March 26, 2018

This week, the 2018 State Competitions will wrap up, and 224 state competitors will begin preparing to compete at the Raytheon MATHCOUNTS National Competition. Let’s take a look back at a few of the chapter problems they encountered on their way to state.

Dak has a quarter, a dime, a nickel and a penny. How many different amounts can be obtained by using one or more of the coins in Dak’s collection?
                                                                                             [Sprint #16]

The values of the 25¢, 10¢, 5¢ and 1¢ are separated enough that duplicated sums cannot occur. In any possible mix of the coins, the quarter can be included or excluded (2 options), likewise for the dime (2 options), the nickel (2 options), and the penny (2 options). Each of these 4 inclusion-exclusion cases is independent of the others, so there are 2 × 2 × 2 × 2 = 16 possible mixes of coins; however, one of these, excluding all 4 coins, does not meet the criterion that at least one coin must be used. Therefore, there are 15 possible amounts.


Aiden and Bryce are racing around a race track. They begin together at the starting line, and Aiden’s car completes a lap every 44 seconds, while Bryce’s car completes a lap every 40 seconds. How many seconds after they begin the race will Aiden and Bryce first reach the starting line at the same time?
                                                                                             [Target #5]

Let a and b be the number of laps that Aiden and Bryce, respectively, make when they meet again at the starting line. Because the requisite meeting place is at the starting line, that involves a whole number of laps for each, thus making both a and b to be integers. The times involved are 44a seconds and 40b seconds, which must be equal to be a meeting. Now, 44a seconds = 40b seconds, and manipulating algebraically yields b/a = 44/40 =11/10, which cannot be reduced further. Therefore, Bryce takes 11 laps while Aiden takes 10 laps, corresponding to 10 × 44 seconds = 11 × 40 seconds = 440 seconds.


Noah is combining gummy bears and jelly beans in equal parts to create a mixture that he will sell. The bears cost him $20 for 8 pounds, while the beans cost $14 for 4 pounds. He wants his cost to be 40% of his selling price. At what price per pound should he sell the mixture?
                                                                                             [Team #9]

To make one pound of equal mix, there needs to be one-half pound gummy bears and one-half pound of jelly beans. Gummy bears cost $20 for 8 pounds, so $20/(8 lb) = $2.50/lb, and one-half pound would cost $1.25. Jelly beans cost $14 for four pounds, so $14/(4 lb) = $3.50/lb, and one-half pound would cost $1.75. The total cost to make one pound of the mix is $1.25 + $1.75 = $3.00, which is to be 2/5 (that is, 40 % = 40/100) of the selling price, so the selling price needs to be $3.00 × 5/2 = $7.50.

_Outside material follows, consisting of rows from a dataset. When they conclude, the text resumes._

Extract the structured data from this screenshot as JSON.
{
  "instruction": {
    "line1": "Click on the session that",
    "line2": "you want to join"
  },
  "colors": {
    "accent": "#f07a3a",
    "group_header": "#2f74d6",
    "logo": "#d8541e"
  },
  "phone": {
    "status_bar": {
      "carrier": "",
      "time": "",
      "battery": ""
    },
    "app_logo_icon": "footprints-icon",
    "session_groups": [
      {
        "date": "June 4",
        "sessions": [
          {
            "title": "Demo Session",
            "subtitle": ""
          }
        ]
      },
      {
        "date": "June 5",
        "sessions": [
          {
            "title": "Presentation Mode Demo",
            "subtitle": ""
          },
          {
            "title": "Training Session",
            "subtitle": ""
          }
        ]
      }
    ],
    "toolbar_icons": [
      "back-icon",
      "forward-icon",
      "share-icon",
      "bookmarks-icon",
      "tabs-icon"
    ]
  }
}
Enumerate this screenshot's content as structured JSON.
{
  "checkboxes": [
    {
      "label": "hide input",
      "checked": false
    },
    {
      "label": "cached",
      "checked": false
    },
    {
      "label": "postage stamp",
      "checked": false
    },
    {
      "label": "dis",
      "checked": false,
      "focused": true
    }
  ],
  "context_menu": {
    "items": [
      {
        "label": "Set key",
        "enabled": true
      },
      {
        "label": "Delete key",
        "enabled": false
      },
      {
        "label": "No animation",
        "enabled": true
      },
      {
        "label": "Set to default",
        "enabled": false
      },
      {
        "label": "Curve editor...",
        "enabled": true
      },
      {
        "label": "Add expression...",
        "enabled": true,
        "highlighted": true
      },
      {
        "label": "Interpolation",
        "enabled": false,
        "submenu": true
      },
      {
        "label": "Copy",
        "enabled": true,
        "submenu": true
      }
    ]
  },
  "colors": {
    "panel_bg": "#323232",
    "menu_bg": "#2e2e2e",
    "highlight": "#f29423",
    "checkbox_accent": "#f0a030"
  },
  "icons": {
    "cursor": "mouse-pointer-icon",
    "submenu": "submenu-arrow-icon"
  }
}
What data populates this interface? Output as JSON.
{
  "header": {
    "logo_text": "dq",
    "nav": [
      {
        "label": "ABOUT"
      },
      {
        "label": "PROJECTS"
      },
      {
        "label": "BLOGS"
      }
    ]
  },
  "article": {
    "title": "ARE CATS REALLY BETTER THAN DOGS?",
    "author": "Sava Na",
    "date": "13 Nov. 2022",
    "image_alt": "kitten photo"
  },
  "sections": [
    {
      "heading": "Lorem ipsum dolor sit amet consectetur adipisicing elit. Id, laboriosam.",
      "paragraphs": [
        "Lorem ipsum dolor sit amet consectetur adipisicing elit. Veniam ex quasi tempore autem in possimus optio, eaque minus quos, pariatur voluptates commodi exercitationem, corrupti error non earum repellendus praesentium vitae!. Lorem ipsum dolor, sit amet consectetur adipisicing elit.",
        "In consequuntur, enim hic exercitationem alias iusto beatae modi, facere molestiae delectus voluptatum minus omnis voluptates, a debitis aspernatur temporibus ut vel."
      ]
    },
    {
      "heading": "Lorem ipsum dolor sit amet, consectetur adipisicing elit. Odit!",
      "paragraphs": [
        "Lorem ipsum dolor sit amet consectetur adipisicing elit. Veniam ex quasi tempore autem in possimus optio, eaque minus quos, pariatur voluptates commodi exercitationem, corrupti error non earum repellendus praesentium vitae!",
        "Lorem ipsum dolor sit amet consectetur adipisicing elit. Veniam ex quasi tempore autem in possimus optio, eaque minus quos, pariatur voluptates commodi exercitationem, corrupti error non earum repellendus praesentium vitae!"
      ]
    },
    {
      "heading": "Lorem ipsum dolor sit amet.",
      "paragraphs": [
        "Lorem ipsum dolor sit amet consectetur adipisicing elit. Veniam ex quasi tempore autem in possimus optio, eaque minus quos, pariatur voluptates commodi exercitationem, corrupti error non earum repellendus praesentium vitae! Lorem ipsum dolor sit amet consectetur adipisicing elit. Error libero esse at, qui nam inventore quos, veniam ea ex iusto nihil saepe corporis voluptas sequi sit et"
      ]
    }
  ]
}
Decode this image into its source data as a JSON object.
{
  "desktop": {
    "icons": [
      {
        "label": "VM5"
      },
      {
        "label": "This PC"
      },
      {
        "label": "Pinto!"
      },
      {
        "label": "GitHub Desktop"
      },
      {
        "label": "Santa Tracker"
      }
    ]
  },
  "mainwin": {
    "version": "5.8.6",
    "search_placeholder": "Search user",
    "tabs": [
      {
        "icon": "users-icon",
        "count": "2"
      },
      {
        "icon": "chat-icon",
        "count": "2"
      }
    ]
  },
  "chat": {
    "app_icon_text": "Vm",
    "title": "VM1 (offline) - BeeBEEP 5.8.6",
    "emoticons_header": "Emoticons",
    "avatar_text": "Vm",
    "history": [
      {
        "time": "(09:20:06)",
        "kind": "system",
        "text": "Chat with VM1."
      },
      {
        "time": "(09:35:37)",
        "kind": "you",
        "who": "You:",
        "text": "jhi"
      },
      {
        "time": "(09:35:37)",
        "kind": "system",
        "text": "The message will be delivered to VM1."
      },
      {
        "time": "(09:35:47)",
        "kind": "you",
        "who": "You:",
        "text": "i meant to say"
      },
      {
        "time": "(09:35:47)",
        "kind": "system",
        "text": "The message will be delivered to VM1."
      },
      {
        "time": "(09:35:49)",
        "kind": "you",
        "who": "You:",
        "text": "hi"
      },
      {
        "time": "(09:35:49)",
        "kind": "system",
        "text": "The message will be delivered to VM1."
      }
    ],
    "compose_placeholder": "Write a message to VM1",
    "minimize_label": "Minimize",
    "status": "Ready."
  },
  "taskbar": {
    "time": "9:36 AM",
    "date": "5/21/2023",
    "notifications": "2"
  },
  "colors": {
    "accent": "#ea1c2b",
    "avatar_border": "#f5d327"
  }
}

Page 1 of the linked PDF contains PROBLEMS & SOLUTIONS.
Page 2